▶ [Exercise instructions] For this exercise, write out every entry exactly and leave the pictures out.

** Opening Provided entries block **

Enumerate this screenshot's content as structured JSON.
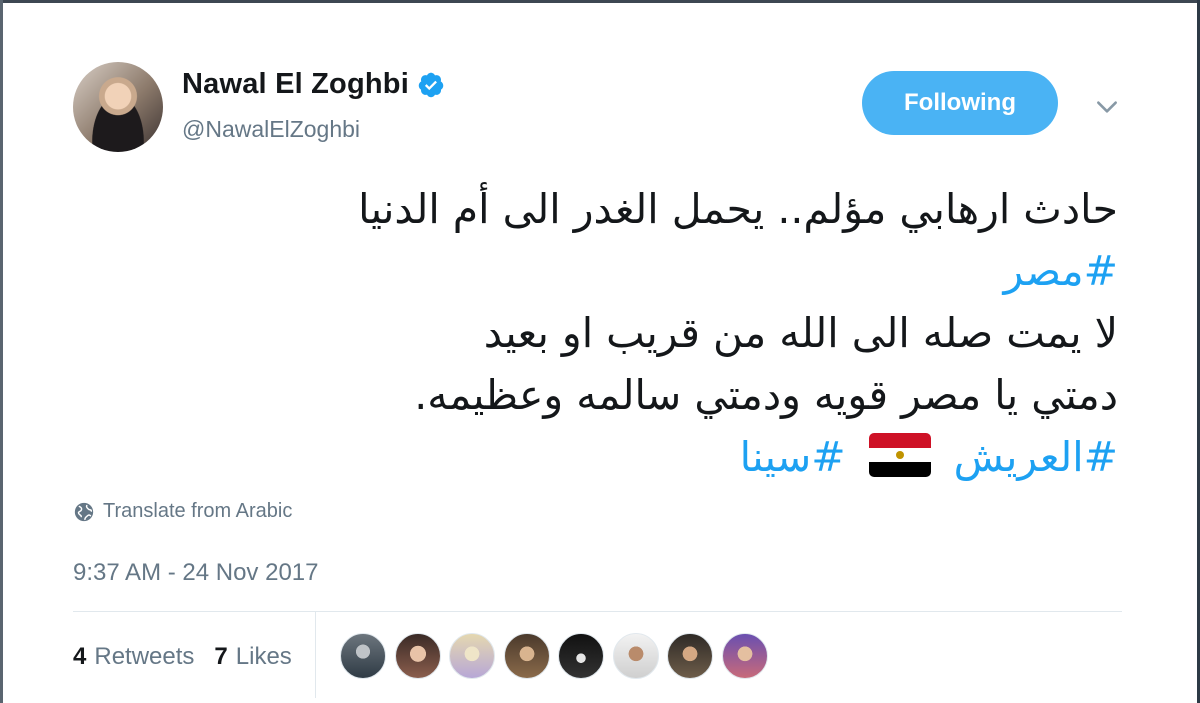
{
  "tweet": {
    "author": {
      "display_name": "Nawal El Zoghbi",
      "handle": "@NawalElZoghbi",
      "verified": true,
      "avatar_icon": "profile-photo"
    },
    "follow_button": "Following",
    "menu_icon": "chevron-down-icon",
    "text": {
      "line1": "حادث ارهابي مؤلم.. يحمل الغدر الى أم الدنيا",
      "line2_hashtag": "#مصر",
      "line3": "لا يمت صله الى الله من قريب او بعيد",
      "line4": "دمتي يا مصر قويه ودمتي سالمه وعظيمه.",
      "line5_hashtag1": "#العريش",
      "line5_flag": "🇪🇬",
      "line5_hashtag2": "#سينا"
    },
    "translate_label": "Translate from Arabic",
    "timestamp": "9:37 AM - 24 Nov 2017",
    "stats": {
      "retweets_count": "4",
      "retweets_label": "Retweets",
      "likes_count": "7",
      "likes_label": "Likes"
    },
    "likers_count_shown": 8
  },
  "colors": {
    "link": "#1da1f2",
    "follow_button_bg": "#4ab3f4",
    "secondary_text": "#657786",
    "primary_text": "#14171a",
    "verified_badge": "#1da1f2"
  }
}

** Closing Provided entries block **

▶ [Response to the exercise]
Enumerate this screenshot's content as structured JSON.
{
  "tweet": {
    "author": {
      "display_name": "Nawal El Zoghbi",
      "handle": "@NawalElZoghbi",
      "verified": true,
      "avatar_icon": "profile-photo"
    },
    "follow_button": "Following",
    "menu_icon": "chevron-down-icon",
    "text": {
      "line1": "حادث ارهابي مؤلم.. يحمل الغدر الى أم الدنيا",
      "line2_hashtag": "#مصر",
      "line3": "لا يمت صله الى الله من قريب او بعيد",
      "line4": "دمتي يا مصر قويه ودمتي سالمه وعظيمه.",
      "line5_hashtag1": "#العريش",
      "line5_flag": "🇪🇬",
      "line5_hashtag2": "#سينا"
    },
    "translate_label": "Translate from Arabic",
    "timestamp": "9:37 AM - 24 Nov 2017",
    "stats": {
      "retweets_count": "4",
      "retweets_label": "Retweets",
      "likes_count": "7",
      "likes_label": "Likes"
    },
    "likers_count_shown": 8
  },
  "colors": {
    "link": "#1da1f2",
    "follow_button_bg": "#4ab3f4",
    "secondary_text": "#657786",
    "primary_text": "#14171a",
    "verified_badge": "#1da1f2"
  }
}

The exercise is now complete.